The CIA’s internal history, CIA and the House of Ngo, says that early in 1954, as the French military position deteriorated, the Agency started trying to identify Vietnamese leaders with whom it might work directly to resist further Viet Minh expansion.” At a January meeting of the U.S. National Security Council (NSC), “someone suggested that Colonel Edward Lansdale, USAF, renowned for his work as ‘kingmaker’ in the Philippines, be commissioned to find a Vietnamese” to play a role similar to Ramon Magsaysay, the Filipino president, whom Lansdale had served as key adviser. For its part, the CIA decided that its Saigon station would “resume the direct assessment of nationalist politicians there.” In April 1954 a new covert action chief, Paul Harwood, arrived at the station to assume the task. Separately, the NSC approved the Lansdale mission; Secretary of State John Foster Dulles and his brother, Allen Dulles, director of Central Intelligence, “directly participated in creating the assignment.” In June, Lansdale followed Harwood to Saigon and set up a second CIA station there, reporting personally to Allen Dulles.
For several weeks after his arrival, Harwood left the station’s contact with Nhu to the “capable” contract employee Virginia Spence, who told CIA headquarters in April that Nhu believed the French premier favored Diem. As Harwood sounded out other noncommunist nationalist politicians in Saigon, “Nhu quickly emerged as the most promising of an unimpressive lot.” By early May 1954, “before Diem emerged as a candidate to head the government, Nhu’s talent and willingness to work with the Agency had helped make him the focus of CIA covert action planning Within “a few days” of Dien Bien Phu’s fall on May 7, Bao Dai in France, first offered Diem, now in Belgium, the premiership of the SVN. Diem held out for “full powers” not only over the SVN government but also over its armed forces and economy.
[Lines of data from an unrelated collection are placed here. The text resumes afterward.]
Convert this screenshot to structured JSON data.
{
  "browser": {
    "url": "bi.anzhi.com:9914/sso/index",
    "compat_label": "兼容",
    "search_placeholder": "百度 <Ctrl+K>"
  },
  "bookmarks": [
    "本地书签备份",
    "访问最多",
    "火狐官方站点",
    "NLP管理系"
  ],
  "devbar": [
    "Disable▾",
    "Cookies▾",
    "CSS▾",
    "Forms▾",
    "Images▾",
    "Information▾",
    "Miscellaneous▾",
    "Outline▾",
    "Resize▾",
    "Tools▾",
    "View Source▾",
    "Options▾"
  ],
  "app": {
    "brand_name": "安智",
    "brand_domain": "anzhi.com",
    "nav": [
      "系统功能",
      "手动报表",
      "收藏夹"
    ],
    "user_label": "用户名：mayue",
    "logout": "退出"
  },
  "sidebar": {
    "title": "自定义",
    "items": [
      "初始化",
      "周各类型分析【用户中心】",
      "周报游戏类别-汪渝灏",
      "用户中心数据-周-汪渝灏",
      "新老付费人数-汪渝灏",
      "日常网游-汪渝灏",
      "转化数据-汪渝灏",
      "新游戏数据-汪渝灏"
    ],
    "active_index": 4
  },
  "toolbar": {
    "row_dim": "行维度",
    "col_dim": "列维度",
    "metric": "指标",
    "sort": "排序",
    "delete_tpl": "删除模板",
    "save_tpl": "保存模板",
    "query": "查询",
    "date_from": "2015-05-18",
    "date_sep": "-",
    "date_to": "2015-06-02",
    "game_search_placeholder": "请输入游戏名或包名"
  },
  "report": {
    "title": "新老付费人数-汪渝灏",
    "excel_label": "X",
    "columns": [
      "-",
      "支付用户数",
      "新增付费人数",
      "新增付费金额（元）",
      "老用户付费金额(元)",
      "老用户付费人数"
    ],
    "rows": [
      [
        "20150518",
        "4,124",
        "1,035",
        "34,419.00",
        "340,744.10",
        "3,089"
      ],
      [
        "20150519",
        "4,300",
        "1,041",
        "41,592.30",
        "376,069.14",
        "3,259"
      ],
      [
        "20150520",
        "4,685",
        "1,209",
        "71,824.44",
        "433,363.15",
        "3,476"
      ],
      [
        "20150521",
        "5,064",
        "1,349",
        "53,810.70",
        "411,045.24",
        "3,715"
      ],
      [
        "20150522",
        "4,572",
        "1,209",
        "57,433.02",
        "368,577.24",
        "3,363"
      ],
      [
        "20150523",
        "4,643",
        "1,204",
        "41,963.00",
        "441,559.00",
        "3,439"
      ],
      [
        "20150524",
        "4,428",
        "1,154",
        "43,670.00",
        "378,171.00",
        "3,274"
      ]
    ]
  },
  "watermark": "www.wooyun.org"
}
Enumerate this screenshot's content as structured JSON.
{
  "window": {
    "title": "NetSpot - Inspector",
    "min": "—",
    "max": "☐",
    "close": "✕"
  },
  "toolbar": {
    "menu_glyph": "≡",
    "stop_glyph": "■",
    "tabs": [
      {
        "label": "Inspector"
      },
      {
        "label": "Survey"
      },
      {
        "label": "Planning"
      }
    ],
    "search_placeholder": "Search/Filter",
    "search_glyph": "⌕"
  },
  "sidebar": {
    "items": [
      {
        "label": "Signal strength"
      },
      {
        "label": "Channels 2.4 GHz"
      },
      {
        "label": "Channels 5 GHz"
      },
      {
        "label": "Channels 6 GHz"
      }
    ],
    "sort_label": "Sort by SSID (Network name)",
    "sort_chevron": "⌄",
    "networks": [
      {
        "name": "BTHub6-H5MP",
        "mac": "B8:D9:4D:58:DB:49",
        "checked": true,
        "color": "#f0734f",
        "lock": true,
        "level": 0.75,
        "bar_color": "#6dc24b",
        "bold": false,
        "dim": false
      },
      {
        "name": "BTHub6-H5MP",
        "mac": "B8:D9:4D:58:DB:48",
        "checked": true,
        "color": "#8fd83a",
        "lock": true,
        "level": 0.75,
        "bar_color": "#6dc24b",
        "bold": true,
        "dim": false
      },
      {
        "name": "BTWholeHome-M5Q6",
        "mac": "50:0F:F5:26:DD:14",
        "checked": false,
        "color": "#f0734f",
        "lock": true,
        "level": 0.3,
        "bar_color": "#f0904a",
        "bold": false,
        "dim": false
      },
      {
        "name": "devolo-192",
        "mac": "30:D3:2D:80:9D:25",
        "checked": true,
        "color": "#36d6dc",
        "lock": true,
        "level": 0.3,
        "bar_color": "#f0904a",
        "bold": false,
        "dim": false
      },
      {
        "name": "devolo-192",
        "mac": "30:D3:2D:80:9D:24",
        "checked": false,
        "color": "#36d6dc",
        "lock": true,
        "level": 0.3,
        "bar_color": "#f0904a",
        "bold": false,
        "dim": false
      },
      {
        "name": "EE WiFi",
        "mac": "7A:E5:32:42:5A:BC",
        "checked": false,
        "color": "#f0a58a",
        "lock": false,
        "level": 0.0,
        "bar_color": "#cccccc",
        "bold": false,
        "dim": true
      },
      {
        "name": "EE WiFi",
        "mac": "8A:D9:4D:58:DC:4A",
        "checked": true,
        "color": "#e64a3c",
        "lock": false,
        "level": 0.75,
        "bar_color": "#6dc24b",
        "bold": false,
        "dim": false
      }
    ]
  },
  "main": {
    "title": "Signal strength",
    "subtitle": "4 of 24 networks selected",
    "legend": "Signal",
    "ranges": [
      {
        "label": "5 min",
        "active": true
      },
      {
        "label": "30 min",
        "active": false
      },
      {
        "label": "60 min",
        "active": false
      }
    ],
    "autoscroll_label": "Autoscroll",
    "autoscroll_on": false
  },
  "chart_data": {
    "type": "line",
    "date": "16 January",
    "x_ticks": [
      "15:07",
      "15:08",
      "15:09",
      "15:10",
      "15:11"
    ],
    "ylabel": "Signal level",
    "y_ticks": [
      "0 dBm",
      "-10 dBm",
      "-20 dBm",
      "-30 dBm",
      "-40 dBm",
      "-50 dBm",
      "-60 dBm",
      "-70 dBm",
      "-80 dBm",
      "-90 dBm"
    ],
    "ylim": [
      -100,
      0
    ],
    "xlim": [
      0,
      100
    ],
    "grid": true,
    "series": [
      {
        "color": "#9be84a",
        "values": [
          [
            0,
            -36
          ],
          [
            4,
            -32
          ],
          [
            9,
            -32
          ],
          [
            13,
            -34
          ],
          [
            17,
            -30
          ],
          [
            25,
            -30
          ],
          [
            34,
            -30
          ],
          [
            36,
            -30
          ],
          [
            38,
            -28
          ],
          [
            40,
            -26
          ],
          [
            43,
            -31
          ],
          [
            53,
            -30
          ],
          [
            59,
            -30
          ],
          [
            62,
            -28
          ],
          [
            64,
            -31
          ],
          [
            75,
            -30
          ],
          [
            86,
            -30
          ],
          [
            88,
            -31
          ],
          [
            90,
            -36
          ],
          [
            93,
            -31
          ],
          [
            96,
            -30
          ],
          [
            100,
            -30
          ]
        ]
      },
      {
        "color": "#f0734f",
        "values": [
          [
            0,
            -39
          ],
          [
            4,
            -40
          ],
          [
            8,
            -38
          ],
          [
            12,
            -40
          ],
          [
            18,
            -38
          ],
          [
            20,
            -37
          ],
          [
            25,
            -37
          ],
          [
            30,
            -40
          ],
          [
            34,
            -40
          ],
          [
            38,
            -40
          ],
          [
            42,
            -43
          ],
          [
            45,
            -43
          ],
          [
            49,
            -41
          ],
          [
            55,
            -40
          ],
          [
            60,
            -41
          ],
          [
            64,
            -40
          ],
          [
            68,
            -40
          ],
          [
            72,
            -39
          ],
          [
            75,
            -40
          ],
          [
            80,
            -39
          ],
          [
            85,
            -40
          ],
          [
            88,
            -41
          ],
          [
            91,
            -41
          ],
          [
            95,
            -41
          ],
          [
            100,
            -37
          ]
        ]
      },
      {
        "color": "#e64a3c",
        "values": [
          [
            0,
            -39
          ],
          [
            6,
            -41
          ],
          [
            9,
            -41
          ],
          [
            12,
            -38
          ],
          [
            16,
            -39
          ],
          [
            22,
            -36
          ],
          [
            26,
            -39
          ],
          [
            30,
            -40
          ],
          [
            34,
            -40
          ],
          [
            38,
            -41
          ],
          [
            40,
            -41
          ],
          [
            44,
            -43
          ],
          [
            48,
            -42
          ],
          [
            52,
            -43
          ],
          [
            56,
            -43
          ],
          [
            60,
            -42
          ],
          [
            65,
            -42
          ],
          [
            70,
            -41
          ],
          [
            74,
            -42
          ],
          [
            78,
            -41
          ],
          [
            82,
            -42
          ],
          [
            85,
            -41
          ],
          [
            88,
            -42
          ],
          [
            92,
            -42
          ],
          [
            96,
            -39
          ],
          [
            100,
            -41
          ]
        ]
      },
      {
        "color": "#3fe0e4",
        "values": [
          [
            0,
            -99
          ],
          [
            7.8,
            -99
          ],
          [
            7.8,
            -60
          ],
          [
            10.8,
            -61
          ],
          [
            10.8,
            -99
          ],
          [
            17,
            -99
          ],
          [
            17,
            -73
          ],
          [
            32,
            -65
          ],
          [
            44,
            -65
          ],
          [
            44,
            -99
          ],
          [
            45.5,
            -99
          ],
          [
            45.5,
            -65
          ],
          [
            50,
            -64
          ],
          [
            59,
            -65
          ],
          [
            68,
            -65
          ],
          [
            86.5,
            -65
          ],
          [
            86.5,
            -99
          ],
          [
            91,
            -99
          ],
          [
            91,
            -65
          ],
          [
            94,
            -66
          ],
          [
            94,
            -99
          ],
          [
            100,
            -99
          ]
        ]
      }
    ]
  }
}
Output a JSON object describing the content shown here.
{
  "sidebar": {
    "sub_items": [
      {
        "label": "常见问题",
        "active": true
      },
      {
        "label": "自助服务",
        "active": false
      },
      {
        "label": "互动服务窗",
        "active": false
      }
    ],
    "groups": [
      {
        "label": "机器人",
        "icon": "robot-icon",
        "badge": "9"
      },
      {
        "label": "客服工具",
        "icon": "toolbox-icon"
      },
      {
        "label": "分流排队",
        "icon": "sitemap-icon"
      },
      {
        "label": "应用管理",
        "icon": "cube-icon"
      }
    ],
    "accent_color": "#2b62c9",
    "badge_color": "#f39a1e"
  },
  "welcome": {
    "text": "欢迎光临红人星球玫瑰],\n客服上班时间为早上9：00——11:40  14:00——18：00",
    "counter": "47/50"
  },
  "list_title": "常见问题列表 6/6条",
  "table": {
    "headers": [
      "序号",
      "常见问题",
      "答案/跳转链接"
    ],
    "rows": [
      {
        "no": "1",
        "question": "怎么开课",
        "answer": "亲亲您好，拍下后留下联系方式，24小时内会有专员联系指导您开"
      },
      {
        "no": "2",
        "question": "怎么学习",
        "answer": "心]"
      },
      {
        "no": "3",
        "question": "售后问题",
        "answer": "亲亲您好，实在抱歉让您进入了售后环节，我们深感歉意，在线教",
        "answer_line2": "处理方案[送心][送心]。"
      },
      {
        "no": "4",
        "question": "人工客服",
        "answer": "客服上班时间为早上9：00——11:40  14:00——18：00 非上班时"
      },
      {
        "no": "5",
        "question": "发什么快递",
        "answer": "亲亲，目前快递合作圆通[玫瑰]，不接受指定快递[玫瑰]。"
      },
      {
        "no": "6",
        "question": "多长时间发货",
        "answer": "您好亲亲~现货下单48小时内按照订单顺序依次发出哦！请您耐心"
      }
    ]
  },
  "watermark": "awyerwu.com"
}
And he wanted U.S. backing. In Saigon in mid-May, the CIA history informs us, Nhu approached Harwood “about the terms under which the US would support Diem’s bid to become prime minister.” The two parties were thinking alike. Dulles and the State Department were separately “discussing with the French a new government for non-Communist Vietnam,” and in Washington, also around mid-May, the CIA decided to involve Nhu. “At Headquarters’ request, Harwood told Nhu at a meeting in May that there were “plans which might involve Diem.’ “He asked “if Diem would accept a position other than that of prime minister.” By May 21, Nhu had replied with “a categorical “no.” At some point in May, CIA headquarters also asked the Saigon station to ascertain Diem’s intentions and Nhu’s own ambitions. Nhu wanted no cabinet post; Spence thought he had “worked so long covertly he couldn’t bear to do otherwise.” The Agency history reports the views of three subsequent Saigon station officers that Washington, without need of CIA urging, either supported or insisted on Diem’s appointment. It adds: “In fact, John Foster Dulles and the French seem to have concluded, more or less simultaneously, that there was no alternative to Diem. On 24 May, the US Embassy in Paris moved to ‘reestablish contact’ with Diem to discuss his negotiations with Bao Dai.”
If this does not reveals Kiernan depth of research. Then overall, the U.S. understood their ultimate decision:
The U.S. State Department’s Division of Research reported in February 1955: “Almost any type of election that could conceivably be held in Vietnam in 1956 would, on the basis of present trends, give the Communists a very significant if not decisive advantage.” And in the South, “maximum conditions of freedom and the maximum degree of international supervision might well operate to Communist advantage…
Kiernan has produced an amazing read. This is an indispensable book to learn the internal view of Vietnam without a heavy-handed American or French narrative.